Becoming a Court of the Future

People proclaim that our courts are stuck in a bygone era. Ontario lacks electronic filing at all levels of court. The fax machine dominates as the preferred method of communication. Lawyers attend Scheduling Court. Appellate proceedings go unrecorded on video. Even judges are beginning to voice concern about our courts.

In Bank of Montreal v Faibish, 2014 ONSC 2178, Justice Brown called out lawyers and courts for treating our judicial system “like some fossilized Jurassic”, causing the public to lose respect for our justice system. “How many wake-up calls do the legal profession and the court system need before both look around and discover that they have become irrelevant museum pieces? Our Court must choose: are we a Court of the Past or a Court of the Future?… Paper must vanish from this Court…the judiciary cannot let the legal profession or our court service provider hold us back.”

How do we become a Court of the Future?

The answer: incrementally.

In Think Like a Freak, Steven Levitt and Stephen Dubner argue that big problems are usually a dense mass of small problems and that we make more progress by tackling one piece at a time.

If Ontario tries to change the courts by revolutionizing it overnight, we will become trapped in a web of consultations and red tape, like a fly trapped in a spider’s web. By addressing problems one piece at a time and introducing changes incrementally, we can hopefully avoid a bureaucratic nightmare and become a court of the future.


  1. Welcome to Slaw, Heather!

    I’m a big fan of incremental change. It often only takes one or two successful projects to alter how receptive an organization is to new things. I suspect the Courts would be no different. Every group has a culture, and whether that group has positive or negative feelings towards change tends to get ingrained in people’s heads over time.

    The only way to bust up a profoundly negative culture, in my experience, is to push out new things regularly, with each new alteration (tool, service or process) building upon the utility of previous changes. Getting some early ‘wins’ can often lead to longer term success.

  2. Thank you, Steve. I agree with you. And I would add that by introducing changes incrementally it is easier to test and refine the new court services (borrowing from the principles of design thinking).

  3. Heather,

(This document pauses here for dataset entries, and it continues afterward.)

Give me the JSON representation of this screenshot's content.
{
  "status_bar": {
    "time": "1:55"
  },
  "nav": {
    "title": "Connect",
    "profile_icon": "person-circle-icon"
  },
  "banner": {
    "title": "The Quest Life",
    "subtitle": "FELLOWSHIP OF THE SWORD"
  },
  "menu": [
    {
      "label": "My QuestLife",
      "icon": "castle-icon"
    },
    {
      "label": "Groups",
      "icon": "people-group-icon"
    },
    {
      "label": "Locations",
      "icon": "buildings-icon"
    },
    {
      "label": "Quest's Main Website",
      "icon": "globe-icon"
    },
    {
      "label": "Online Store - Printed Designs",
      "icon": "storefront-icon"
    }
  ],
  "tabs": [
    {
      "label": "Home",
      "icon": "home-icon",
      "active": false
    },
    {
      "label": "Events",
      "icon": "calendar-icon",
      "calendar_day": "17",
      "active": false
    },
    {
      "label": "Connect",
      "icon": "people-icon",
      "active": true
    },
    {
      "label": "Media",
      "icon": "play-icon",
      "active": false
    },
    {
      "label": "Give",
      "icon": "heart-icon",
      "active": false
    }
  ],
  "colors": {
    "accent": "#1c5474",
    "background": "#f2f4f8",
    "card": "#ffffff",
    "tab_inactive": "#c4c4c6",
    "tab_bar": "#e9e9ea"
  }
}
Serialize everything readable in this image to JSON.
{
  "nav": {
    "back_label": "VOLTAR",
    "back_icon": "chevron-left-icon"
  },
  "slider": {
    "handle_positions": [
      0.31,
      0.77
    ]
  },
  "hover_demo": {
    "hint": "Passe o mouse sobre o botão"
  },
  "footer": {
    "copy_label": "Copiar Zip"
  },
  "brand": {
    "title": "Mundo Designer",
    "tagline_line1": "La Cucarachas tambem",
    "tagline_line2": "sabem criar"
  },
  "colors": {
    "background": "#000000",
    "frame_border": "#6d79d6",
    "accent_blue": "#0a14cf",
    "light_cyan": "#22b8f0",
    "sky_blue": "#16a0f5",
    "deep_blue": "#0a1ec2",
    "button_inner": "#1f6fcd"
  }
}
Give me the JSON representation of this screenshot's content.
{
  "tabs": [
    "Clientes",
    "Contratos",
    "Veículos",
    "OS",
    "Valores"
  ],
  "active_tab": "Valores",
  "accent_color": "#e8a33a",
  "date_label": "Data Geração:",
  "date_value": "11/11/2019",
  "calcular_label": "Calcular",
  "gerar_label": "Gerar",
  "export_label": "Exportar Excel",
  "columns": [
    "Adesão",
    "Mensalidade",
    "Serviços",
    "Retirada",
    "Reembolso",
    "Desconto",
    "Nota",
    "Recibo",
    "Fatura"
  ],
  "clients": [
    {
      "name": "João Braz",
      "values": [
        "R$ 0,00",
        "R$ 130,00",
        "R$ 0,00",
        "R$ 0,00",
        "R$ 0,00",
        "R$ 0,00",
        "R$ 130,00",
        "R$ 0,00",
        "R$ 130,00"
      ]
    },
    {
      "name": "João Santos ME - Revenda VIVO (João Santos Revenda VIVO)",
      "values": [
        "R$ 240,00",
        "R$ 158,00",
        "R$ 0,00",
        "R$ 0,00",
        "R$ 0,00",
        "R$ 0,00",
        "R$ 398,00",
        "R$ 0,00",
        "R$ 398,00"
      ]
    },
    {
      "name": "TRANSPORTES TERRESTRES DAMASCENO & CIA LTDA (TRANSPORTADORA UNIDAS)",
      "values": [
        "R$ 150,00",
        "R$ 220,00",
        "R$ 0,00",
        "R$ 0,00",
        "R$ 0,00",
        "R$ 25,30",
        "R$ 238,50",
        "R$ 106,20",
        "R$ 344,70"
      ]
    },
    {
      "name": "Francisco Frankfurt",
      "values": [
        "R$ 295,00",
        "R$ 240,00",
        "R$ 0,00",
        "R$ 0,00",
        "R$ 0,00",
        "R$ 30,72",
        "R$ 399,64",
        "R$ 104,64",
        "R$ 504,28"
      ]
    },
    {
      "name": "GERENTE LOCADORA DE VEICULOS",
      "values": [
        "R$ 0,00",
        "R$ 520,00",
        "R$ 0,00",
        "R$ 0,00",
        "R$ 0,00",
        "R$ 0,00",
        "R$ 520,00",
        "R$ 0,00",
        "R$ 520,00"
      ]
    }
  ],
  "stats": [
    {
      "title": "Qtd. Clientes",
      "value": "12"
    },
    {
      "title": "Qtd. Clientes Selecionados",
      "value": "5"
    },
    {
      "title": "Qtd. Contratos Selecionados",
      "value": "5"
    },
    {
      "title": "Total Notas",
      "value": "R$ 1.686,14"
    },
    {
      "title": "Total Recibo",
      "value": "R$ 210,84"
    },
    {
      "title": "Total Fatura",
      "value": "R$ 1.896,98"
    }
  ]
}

    Great inaugural blog. Looking forward to your contributions on Slaw. You are absolutely right. Ontario has tried several times to innovate all at once and failed miserably. We need to look to other jurisdictions and other disciplines. PS I’m not sure many of my students know what a fax machine is!